**Exercise brief:** Your answer should repeat exactly the lines from the one holding "Output a JSON" through the end of the data, and it should contain no pictures.

--- START ---

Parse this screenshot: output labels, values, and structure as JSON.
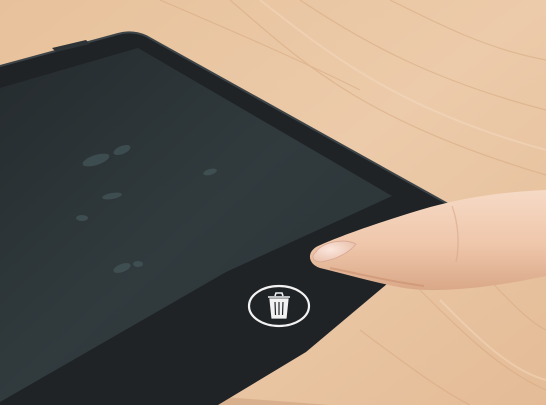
{
  "photo": {
    "subject": "lcd-writing-tablet",
    "colors": {
      "table": "#e7c4a2",
      "table_grain": "#d7ab84",
      "tablet_body": "#1f2326",
      "screen": "#2f383b",
      "screen_marks": "#4c6063",
      "button_outline": "#f2f2f2",
      "finger_skin": "#f0c9ad"
    },
    "icons": {
      "erase_button": "trash-can-icon",
      "camera_hole": "hole-icon"
    }
  }
}
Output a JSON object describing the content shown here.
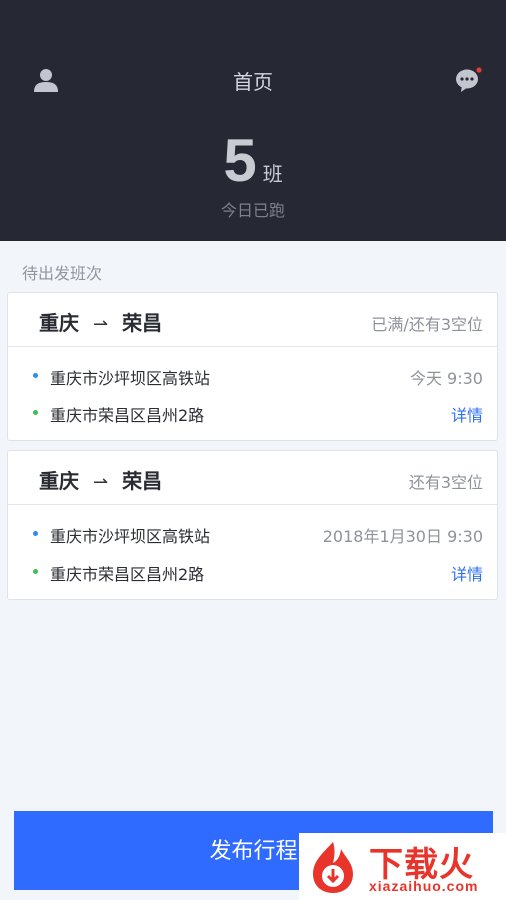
{
  "header": {
    "title": "首页",
    "user_icon": "user-icon",
    "message_icon": "message-icon",
    "badge_color": "#e23b3b"
  },
  "stats": {
    "count": "5",
    "unit": "班",
    "label": "今日已跑"
  },
  "section_title": "待出发班次",
  "trips": [
    {
      "from": "重庆",
      "arrow": "⇀",
      "to": "荣昌",
      "seats": "已满/还有3空位",
      "start_place": "重庆市沙坪坝区高铁站",
      "time": "今天 9:30",
      "end_place": "重庆市荣昌区昌州2路",
      "detail": "详情"
    },
    {
      "from": "重庆",
      "arrow": "⇀",
      "to": "荣昌",
      "seats": "还有3空位",
      "start_place": "重庆市沙坪坝区高铁站",
      "time": "2018年1月30日 9:30",
      "end_place": "重庆市荣昌区昌州2路",
      "detail": "详情"
    }
  ],
  "publish_button": "发布行程",
  "watermark": {
    "main": "下载火",
    "url": "xiazaihuo.com",
    "color": "#e8342a"
  }
}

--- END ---

**Solved exercise:**
Output a JSON object describing the content shown here.
{
  "header": {
    "title": "首页",
    "user_icon": "user-icon",
    "message_icon": "message-icon",
    "badge_color": "#e23b3b"
  },
  "stats": {
    "count": "5",
    "unit": "班",
    "label": "今日已跑"
  },
  "section_title": "待出发班次",
  "trips": [
    {
      "from": "重庆",
      "arrow": "⇀",
      "to": "荣昌",
      "seats": "已满/还有3空位",
      "start_place": "重庆市沙坪坝区高铁站",
      "time": "今天 9:30",
      "end_place": "重庆市荣昌区昌州2路",
      "detail": "详情"
    },
    {
      "from": "重庆",
      "arrow": "⇀",
      "to": "荣昌",
      "seats": "还有3空位",
      "start_place": "重庆市沙坪坝区高铁站",
      "time": "2018年1月30日 9:30",
      "end_place": "重庆市荣昌区昌州2路",
      "detail": "详情"
    }
  ],
  "publish_button": "发布行程",
  "watermark": {
    "main": "下载火",
    "url": "xiazaihuo.com",
    "color": "#e8342a"
  }
}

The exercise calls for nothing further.